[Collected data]
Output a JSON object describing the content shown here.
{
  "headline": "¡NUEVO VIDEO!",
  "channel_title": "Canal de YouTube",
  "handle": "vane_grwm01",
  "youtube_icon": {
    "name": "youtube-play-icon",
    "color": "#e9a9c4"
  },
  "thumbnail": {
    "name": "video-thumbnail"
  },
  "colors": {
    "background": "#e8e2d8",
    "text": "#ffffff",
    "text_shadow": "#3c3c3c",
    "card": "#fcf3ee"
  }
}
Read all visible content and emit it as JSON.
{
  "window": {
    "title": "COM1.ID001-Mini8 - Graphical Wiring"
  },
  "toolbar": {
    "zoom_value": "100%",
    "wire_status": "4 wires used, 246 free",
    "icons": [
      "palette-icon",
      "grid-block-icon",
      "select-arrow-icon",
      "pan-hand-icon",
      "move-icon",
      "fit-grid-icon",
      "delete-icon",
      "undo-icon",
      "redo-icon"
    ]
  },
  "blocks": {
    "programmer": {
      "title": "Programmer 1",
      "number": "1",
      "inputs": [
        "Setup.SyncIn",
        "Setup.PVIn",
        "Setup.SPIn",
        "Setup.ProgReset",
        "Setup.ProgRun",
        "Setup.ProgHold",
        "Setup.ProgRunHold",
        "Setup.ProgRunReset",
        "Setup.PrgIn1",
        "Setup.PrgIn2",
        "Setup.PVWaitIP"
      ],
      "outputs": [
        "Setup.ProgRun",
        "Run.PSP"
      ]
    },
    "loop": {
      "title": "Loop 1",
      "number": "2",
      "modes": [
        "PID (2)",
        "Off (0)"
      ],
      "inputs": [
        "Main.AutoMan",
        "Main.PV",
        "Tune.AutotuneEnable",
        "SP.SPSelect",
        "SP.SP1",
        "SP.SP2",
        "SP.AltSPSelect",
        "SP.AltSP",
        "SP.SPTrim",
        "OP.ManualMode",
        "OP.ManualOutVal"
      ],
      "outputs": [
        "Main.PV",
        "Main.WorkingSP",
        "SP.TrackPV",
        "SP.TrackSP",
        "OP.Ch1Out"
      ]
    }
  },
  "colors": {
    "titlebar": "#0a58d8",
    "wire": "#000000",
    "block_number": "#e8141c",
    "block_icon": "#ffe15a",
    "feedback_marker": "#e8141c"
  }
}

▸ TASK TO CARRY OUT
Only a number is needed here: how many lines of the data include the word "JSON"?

▸ EXERCISE SOLUTION
2